  15. 15.
    Langmore SE, Schatz K, Olsen N (1988) Fiberoptic endoscopic examination of swallowing safety: a new procedure. Dysphagia 2:216–219PubMedCrossRefGoogle Scholar
  16. 16.
    Amin MR, Postma GN (2004) Office evaluation of swallowing. Ear Nose Throat J 83:13–16PubMedGoogle Scholar
  17. 17.
    Aviv JE, Kim T, Sacco RL, Kaplan S, Goodhart K, Diamond B, Close LG (1998) FEESST: a new bedside endoscopic test of the motor and sensory components of swallowing. Ann Otol Rhinol Laryngol 107:378–387PubMedGoogle Scholar
  18. 18.
    Aviv JE, Martin JH, Sacco RL, Zagar D, Diamond B, Keen MS, Blitzer A (1996) Supraglottic and pharyngeal sensory abnormalities in stroke patients with dysphagia. Ann Otol Rhinol Laryngol 105:92–97PubMedGoogle Scholar
  19. 19.
    Aviv JE, Murry T, Zschommler A, Cohen M, Gartner C (2005) Flexible endoscopic evaluation of swallowing with sensory testing: patient characteristics and analysis of safety in 1,340 consecutive examinations. Ann Otol Rhinol Laryngol 114:173–176PubMedGoogle Scholar
  20. 20.
    Winklmaier U, Wust K, Plinkert PK, Wallner F (2007) The accuracy of the modified evans blue dye test in detecting aspiration in head and neck cancer patients. Eur Arch Otorhinolaryngol 264:1059–1064PubMedCrossRefGoogle Scholar
  21. 21.
    Amin MR, Harris D, Cassel SG, Grimes E, Heiman-Patterson T (2006) Sensory testing in the assessment of laryngeal sensation in patients with amyotrophic lateral sclerosis. Ann Otol Rhinol Laryngol 115:528–534PubMedGoogle Scholar
  22. 22.
    Barquist E, Brown M, Cohn S, Lundy D, Jackowski J (2001) Postextubation fiberoptic endoscopic evaluation of swallowing after prolonged endotracheal intubation: a randomized, prospective trial. Crit Care Med 29:1710–1713PubMedCrossRefGoogle Scholar
  23. 23.
    Spain DA (2002) When is the seriously ill patient ready to be fed? JPEN J Parenter Enteral Nutr 26:S62–S65 (discussion S65–68)PubMedCrossRefGoogle Scholar
  24. 24.
    Barquist ES, Amortegui J, Hallal A, Giannotti G, Whinney R, Alzamel H, MacLeod J (2006) Tracheostomy in ventilator dependent trauma patients: a prospective, randomized intention-to-treat study. J Trauma 60:91–97PubMedCrossRefGoogle Scholar
  25. 25.
    Leder SB, Joe JK, Ross DA, Coelho DH, Mendes J (2005) Presence of a tracheotomy tube and aspiration status in early, postsurgical head and neck cancer patients. Head Neck 27:757–761PubMedCrossRefGoogle Scholar
  26. 26.
    Leder SB, Ross DA (2000) Investigation of the causal relationship between tracheotomy and aspiration in the acute care setting. Laryngoscope 110:641–644PubMedCrossRefGoogle Scholar

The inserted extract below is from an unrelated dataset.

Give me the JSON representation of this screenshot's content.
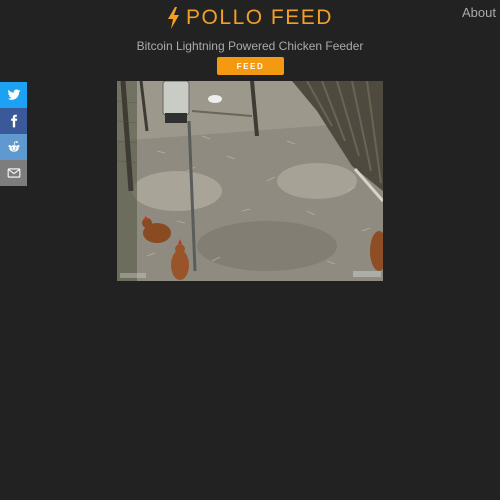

Copyright information

© Springer-Verlag 2007

Authors and Affiliations

  • Gert Hafner
    • 1
  • Andreas Neuhuber
    • 1
  • Sylvia Hirtenfelder
    • 1
  • Brigitte Schmedler
    • 1
  • Hans Edmund Eckel
    • 1
    Email author
  1. 1.Department of Oto-Rhino-LaryngologyKlagenfurt General HospitalKlagenfurtAustria

Personalised recommendations